Aileen Cunningham is a motivational speaker, author, and entrepreneur. Cunningham loves to travel as a youth leader giving hope to those who are lost without a vision for life. She reaches people with her creative style, passion for people, and incredible ability to reach into the hearts of adults and teens while providing a message that is life changing.
Harmoni Cunningham is an enthusiastic, outgoing, dynamic, cheerful young girl. She’s the author of “Just Be A Kid,” a book that inspires and encourages youth to enjoy being a kid. She enjoys making people laugh and smile, especially if she knows they’re having a bad day.
Van Buren: What inspired you to write your book, “Who Said I Wouldn’t Make It”?
Cunningham: I was a freshmen in college and it was placed on my heart; God put it in my spirit to write the book. “Who Said I Wouldn’t Make It” is a reflection of my life. I’ve experienced being in a children’s home, battling physical and emotional abuse and being rejected by society. I was told countless times that I would become an alcoholic, be a victim to substance abuse and I wasn’t capable or qualified to go away to college. The title is saying, you said I wouldn’t make it, but God had plans and his purpose was for my good. So everything that I’ve encountered will work together for my good. It’s just a reflection for anyone that felt like they weren’t good enough.
Van Buren: What inspired you to write her book, “Just Be A Kid”?
Harmoni Cunningham: One day I was in my mom’s room and I asked her if I could read her book. She told me I was too young to read it. She said it’s encouraging adults. I said well maybe I could write a book, but instead I’ll encourage children. I see nowadays children aren’t being kids, making memories and having fun. They’re worried about things that kids shouldn’t worry about.
Van Buren: What is it like partnering with your daughter to help empower young people and adults?
Cunningham: For me it’s encouraging. It’s rewarding. I feel like this is part of my purpose and my daughter which is my seed is a product of that. As a mother my desire has always been to raise her and provide a foundation.
Van Buren: Why is it important for kids to enjoy just being a kid?
Harmoni Cunningham: It’s important because, you won’t be a kid for long. You’re going to have to grow up one day, go to work and pay bills. You should want to have fun and enjoy being a kid. My mom says she wishes she was still a kid, it’s hard being an adult.

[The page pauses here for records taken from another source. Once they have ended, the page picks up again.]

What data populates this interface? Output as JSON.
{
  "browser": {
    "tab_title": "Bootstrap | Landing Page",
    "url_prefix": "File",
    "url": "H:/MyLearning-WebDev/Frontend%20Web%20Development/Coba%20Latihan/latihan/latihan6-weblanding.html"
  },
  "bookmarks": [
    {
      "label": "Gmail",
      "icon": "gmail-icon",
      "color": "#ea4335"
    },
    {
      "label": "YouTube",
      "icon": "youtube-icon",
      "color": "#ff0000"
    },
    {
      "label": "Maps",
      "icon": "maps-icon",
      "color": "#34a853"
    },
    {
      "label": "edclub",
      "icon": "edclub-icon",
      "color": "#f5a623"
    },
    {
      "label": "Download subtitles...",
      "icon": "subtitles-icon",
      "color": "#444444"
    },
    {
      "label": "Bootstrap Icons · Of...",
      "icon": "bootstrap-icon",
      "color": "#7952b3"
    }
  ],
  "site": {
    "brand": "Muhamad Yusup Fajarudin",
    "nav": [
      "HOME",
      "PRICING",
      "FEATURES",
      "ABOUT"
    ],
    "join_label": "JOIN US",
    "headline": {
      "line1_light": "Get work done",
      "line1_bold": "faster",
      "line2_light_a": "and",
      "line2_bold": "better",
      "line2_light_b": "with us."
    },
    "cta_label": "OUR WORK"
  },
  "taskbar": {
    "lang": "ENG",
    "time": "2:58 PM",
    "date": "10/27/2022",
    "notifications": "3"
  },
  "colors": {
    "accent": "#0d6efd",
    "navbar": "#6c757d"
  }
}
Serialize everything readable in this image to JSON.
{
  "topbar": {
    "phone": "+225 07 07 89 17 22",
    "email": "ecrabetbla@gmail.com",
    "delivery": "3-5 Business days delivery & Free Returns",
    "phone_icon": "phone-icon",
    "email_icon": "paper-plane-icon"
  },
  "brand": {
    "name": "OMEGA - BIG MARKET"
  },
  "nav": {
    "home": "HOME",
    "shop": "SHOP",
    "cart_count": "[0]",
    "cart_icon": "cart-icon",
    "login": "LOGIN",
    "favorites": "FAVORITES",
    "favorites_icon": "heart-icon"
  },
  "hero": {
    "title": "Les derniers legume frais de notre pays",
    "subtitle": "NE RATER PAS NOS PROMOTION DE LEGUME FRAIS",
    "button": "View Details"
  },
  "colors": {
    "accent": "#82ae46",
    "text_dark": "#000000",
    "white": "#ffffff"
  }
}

Van Buren: What advice would you give parents who share everything (finances, struggles, saying negative things about the other parent) with their kids?
Cunningham: I believe that we are models for our children. We’re not going to be perfect; there’s no manual that teaches you how to be the most perfect and productive parent. But we are a model to our children, so what our children witness, hear and see is more than likely the behavior they’ll model.
I’ve made attempts over the years to be sensitive about what I expose my daughter to, even my negative thoughts. That goes with guarding the type of influence that I wanted to project for Harmoni. I think as parents our responsibility and role is to safeguard our children. When you allow negativity to be projected in the long term it causes more damage for the child in my opinion than good.
Van Buren: How do you encourage others to overcome adversity?
Cunningham: To everything there’s a season. To individuals that are going through tribulations right now, this too shall pass. Where you are right now doesn’t have to be your final destination in life.
Van Buren: What advice would you give to your younger self?
Cunningham: I would advise my younger self to trust the process.
For more information, for upcoming speaking engagements and to purchase a copy of “Who Said I Wouldn’t Make It” or “Just Be A Kid” visit: https://www.empowered2speakout.com/